The midwife also had basic knowledge of common diseases and gynecological conditions (Evenden, 171) which, arguably, made them a threat to the economic prosperity of university trained medical men and experts in the contemporary medical profession. In addition to research from Doreen Evenden that supports midwives as experts in the medical field, the trial records themselves from seventeenth century London also demonstrate that midwives were medical experts who testified in court trails “about various forms of sexual impropriety,” (Evenden, 171), which points to the high level of respect that a community gave their midwives.
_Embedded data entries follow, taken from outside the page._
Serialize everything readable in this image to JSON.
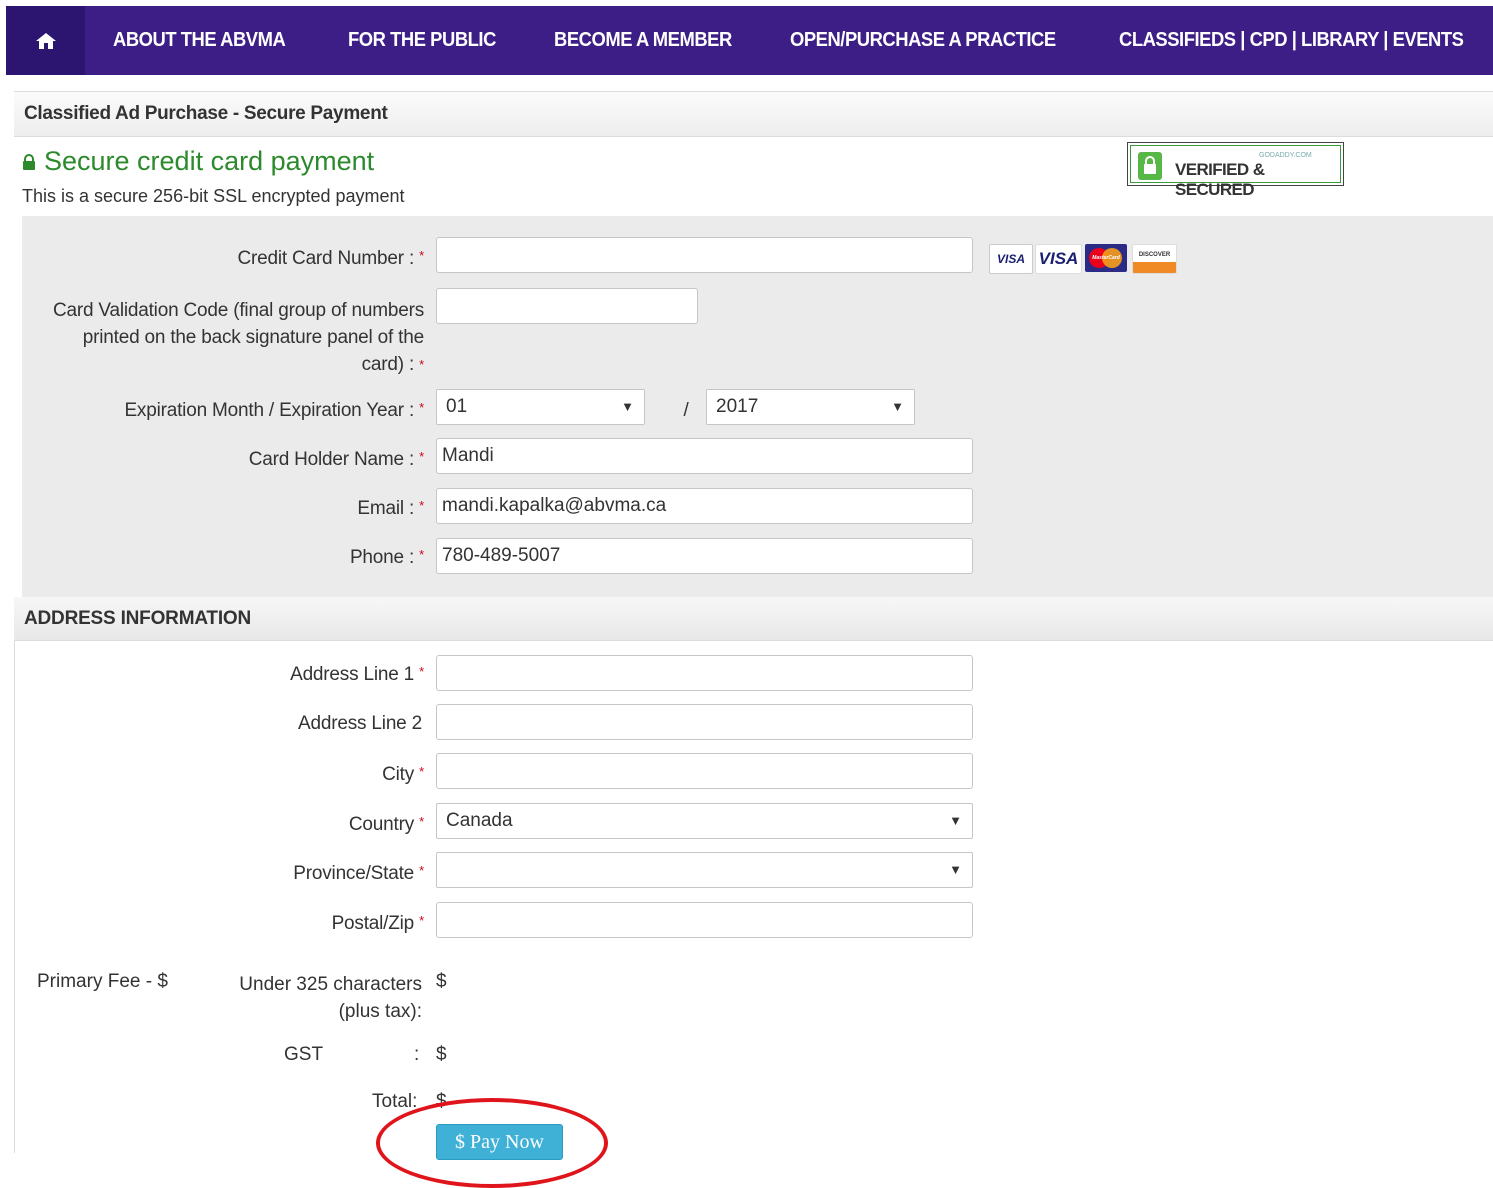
{
  "nav": {
    "home_icon": "home-icon",
    "items": [
      "ABOUT THE ABVMA",
      "FOR THE PUBLIC",
      "BECOME A MEMBER",
      "OPEN/PURCHASE A PRACTICE",
      "CLASSIFIEDS | CPD | LIBRARY | EVENTS"
    ]
  },
  "panel": {
    "title": "Classified Ad Purchase - Secure Payment"
  },
  "secure": {
    "title": "Secure credit card payment",
    "subtitle": "This is a secure 256-bit SSL encrypted payment",
    "badge_small": "GODADDY.COM",
    "badge_text": "VERIFIED & SECURED"
  },
  "card_logos": [
    "VISA",
    "VISA",
    "MasterCard",
    "DISCOVER"
  ],
  "form": {
    "required_mark": "*",
    "cc_number_label": "Credit Card Number :",
    "cc_number_value": "",
    "cvc_label_1": "Card Validation Code (final group of numbers",
    "cvc_label_2": "printed on the back signature panel of the",
    "cvc_label_3": "card) :",
    "cvc_value": "",
    "expiry_label": "Expiration Month / Expiration Year :",
    "expiry_month": "01",
    "expiry_sep": "/",
    "expiry_year": "2017",
    "holder_label": "Card Holder Name :",
    "holder_value": "Mandi",
    "email_label": "Email :",
    "email_value": "mandi.kapalka@abvma.ca",
    "phone_label": "Phone :",
    "phone_value": "780-489-5007"
  },
  "address": {
    "header": "ADDRESS INFORMATION",
    "line1_label": "Address Line 1",
    "line1_value": "",
    "line2_label": "Address Line 2",
    "line2_value": "",
    "city_label": "City",
    "city_value": "",
    "country_label": "Country",
    "country_value": "Canada",
    "province_label": "Province/State",
    "province_value": "",
    "postal_label": "Postal/Zip",
    "postal_value": ""
  },
  "fees": {
    "primary_label": "Primary Fee - $",
    "under_label_1": "Under 325 characters",
    "under_label_2": "(plus tax):",
    "under_value": "$",
    "gst_label": "GST",
    "gst_colon": ":",
    "gst_value": "$",
    "total_label": "Total:",
    "total_value": "$"
  },
  "pay_button": {
    "label": "$ Pay Now"
  },
  "colors": {
    "nav": "#3d1e86",
    "secure_green": "#2c8a2c",
    "pay_button": "#3fb0d6",
    "highlight": "#e0141b"
  }
}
Midwifery manuals published by seventeenth century midwives themselves also act as primary sources on the subject of midwives’ involvement in birth and demonstrate seventeenth century midwives to be women with an expert knowledge in anatomy and birth during the seventeenth century.

Inuit Birthing Practices

Due to their location, from the sixteenth to the nineteenth century, research shows that Inuit people of the Canadian Arctic were seldom affected by colonization. For the most part they were free to practice their economic and cultural activities. (Babiuk, et al, 35)

Generally, Europeans traded with the Inuit and left. They did not attempt to settle the territory. (Babiuk, et al, 35) Inuit people lived unaffected until the 1950s, at which point they began to feel the impact of non-Aboriginal people and the Canadian government. (Babiuk, et al, 56) Once touched, many Inuit people were forced by the Canadian government to relocate to islands of the Artic with the promise of abundant land and modern amenities. Instead they found very little governmental support and barren, inhospitable lands. (Babiuk, et al, 56)

Their traditional migratory lifestyle was ruined and economic and cultural activities were terribly impacted. Inuit peoples of Canada have a history of traditional belief systems which believe that creation included the material world and the invisible (spiritual) world. “The entire universe had spirit, and the Creator was present in everything”. (Babiuk) In addition to their daily activities such as hunting, this belief system was embedded in their birthing practices.

From the earliest times, Inuit women viewed childbirth as a part of all other natural cycles of life. “Like death, birth was seen as part of a cycle of life that existed within the sacred realm, governed by ubiquitous spirituality that originated with the Creator.” (Carroll and Benoit, 265) In this regard, the arrival of a baby reminded everyone of the delicate cycle of life and death.

State of World’s Midwifery Doc

Many women who want a midwife cannot have one yet, women die in child birth everyday from a lack of adequate care. The below video “highlights the importance of the role of the midwife in reducing maternal and infant mortality as well as the issues and challenges they face.”